In a "Brave New Europe" article entitled “UBI: Public Money for a Public Purpose”, Mary Mellor argues that UBI (Universal Basic Income) should be funded out of new publically created money (henceforth “base money”), rather than out of tax on the rich.

In fact she goes much further than that. She says “….basic income and other democratically identified public and social initiatives should be funded by new public money which should then be retrieved by taxation.”

Well assuming the gap between issuing the new public money and retrieving it via tax is relatively short, then that comes to the same thing as the more traditional way of funding public spending, namely collecting the tax first and then spending the relevant money. To take the extreme case, what’s the difference between government collecting £X in tax and spending it a week later, and on the other hand, spending that money first, and then retrieving it via tax a week later? No difference!

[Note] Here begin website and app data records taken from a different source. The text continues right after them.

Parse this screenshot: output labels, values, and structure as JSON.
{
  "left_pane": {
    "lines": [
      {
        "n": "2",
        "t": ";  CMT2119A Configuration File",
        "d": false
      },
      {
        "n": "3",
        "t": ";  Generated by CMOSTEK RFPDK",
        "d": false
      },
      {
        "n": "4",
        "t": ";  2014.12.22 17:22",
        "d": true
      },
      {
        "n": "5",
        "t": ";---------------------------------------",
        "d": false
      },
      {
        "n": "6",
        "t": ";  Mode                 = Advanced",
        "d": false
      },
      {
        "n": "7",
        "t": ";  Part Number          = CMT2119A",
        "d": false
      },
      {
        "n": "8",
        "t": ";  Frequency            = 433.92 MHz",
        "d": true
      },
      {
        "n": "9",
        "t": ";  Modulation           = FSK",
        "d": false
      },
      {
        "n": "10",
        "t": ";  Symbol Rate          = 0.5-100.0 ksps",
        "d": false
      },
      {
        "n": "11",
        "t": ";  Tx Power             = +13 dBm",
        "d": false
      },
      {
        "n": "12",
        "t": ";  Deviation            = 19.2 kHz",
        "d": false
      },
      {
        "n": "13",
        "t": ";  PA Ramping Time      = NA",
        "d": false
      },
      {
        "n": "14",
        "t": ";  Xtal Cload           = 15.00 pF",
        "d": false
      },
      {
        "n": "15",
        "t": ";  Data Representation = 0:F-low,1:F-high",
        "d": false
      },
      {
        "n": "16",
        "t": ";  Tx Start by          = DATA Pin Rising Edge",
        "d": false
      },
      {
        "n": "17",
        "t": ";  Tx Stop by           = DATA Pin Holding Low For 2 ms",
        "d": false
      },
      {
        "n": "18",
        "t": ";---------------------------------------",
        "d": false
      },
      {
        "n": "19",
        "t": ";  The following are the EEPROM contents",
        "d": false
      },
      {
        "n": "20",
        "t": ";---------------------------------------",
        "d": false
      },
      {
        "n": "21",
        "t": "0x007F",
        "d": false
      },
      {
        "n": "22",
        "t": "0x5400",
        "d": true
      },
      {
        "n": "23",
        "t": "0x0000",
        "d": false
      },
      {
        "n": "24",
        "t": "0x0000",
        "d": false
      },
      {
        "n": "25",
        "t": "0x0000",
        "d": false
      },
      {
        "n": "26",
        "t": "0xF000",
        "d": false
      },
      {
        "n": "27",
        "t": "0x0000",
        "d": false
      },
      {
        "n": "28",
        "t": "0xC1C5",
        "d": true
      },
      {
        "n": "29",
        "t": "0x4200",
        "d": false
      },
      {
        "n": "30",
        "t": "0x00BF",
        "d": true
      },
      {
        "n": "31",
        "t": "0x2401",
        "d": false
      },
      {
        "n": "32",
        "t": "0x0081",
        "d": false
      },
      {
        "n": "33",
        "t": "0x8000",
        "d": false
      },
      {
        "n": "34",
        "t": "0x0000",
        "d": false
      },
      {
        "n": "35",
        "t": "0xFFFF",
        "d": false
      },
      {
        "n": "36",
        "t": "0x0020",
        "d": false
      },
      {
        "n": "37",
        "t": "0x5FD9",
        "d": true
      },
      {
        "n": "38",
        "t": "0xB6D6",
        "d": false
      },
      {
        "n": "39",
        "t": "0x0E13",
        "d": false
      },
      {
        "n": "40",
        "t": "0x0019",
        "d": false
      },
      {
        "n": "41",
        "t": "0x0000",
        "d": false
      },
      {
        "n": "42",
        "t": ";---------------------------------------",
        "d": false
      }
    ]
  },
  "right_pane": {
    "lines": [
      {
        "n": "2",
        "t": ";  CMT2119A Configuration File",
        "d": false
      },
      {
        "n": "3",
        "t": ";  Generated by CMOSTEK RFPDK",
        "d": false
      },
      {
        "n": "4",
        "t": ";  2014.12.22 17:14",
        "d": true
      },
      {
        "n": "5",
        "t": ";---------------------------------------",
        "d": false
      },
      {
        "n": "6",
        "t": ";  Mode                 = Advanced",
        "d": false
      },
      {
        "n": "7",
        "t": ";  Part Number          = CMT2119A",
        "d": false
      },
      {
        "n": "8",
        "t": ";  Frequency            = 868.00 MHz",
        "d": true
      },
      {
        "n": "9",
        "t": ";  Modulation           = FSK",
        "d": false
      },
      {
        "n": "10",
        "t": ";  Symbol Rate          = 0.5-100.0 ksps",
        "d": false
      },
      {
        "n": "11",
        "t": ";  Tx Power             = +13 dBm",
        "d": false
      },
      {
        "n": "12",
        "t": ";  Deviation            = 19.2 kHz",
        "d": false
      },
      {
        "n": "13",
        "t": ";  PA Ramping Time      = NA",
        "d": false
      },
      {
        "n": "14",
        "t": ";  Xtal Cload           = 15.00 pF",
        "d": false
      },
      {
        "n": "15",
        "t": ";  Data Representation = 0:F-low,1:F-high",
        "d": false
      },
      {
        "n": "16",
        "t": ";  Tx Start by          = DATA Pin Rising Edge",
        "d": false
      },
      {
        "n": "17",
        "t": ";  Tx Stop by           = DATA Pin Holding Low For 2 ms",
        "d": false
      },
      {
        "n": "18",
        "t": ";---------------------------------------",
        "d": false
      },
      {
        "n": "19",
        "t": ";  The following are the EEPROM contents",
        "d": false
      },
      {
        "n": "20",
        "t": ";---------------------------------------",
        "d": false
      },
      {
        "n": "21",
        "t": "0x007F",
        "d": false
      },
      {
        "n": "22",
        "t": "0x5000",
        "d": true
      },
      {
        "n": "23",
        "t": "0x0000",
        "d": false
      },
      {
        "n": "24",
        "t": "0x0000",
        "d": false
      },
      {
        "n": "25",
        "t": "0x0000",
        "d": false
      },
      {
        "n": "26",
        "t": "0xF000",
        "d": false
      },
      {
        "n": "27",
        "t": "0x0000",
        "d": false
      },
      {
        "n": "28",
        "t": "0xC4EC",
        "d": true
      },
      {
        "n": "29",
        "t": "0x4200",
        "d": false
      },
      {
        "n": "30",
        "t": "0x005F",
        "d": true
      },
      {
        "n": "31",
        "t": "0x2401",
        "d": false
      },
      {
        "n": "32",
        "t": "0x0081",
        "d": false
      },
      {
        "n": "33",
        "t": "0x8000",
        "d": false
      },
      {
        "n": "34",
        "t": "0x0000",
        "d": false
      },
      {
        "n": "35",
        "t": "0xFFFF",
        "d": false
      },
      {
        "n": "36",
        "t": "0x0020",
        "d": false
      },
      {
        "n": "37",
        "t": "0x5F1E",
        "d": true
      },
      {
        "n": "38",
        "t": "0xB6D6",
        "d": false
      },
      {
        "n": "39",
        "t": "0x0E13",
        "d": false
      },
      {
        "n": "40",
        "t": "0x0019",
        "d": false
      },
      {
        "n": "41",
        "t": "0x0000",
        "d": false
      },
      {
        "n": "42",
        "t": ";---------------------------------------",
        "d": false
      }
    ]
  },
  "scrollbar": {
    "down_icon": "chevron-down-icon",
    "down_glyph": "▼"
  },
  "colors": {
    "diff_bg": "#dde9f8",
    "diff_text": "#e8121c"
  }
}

Tuesday, 17 November 2020

Bankers have got politicians and economists suckered.



 

 A central bank can create and distribute whatever amount of money an economy needs. Plus that form of money is TOTALLY safe. But those running PRIVATE banks have convinced politicians and economists that the bulk of the money supply should be issued by those PRIVATE banks and should come about as a result of those banks making loans: that type of money is created when private banks grant loans. That means that in order to ensure the safety of households’ stock of money, politicians have to devote billions of pounds taxpayers’ money to bailing out money lenders, when those money lenders c*ck it  up. 

The naivety of politicians and economists, and sheer brass nerve of money lenders are jaw dropping.
 

 


Wednesday, 11 November 2020

Richard Murphy makes a video.

This video made by Richard Murphy earlier this year is OK except that near the start he claims that because Bank of England £10 notes say that the bank “promises to pay the bearer the sum of £10” that therefor such notes really are a promise to pay.



 

Now there’s a slight problem there, namely what exactly is the BoE promising to pay? The reality is that if you turn up at the BoE and ask them make good on their promise, you’ll be told to shove off.

That “promise to pay” sentence on BoE notes is actually just a left over from the days when banks (including the BoE) really did have to make good on their promise: they had to supply anyone who wanted it with real gold in exchange for those paper “promises to pay”. But those days are long gone.

So in what sense are BoE notes a promise to pay? Well you could say they are a promise to pay in the sense that they are a totally vacuous promise to pay, but presumably that’s not what Richard Murphy has in mind.

As to what he DOES HAVE IN MIND, hopefully all will be revealed at some stage.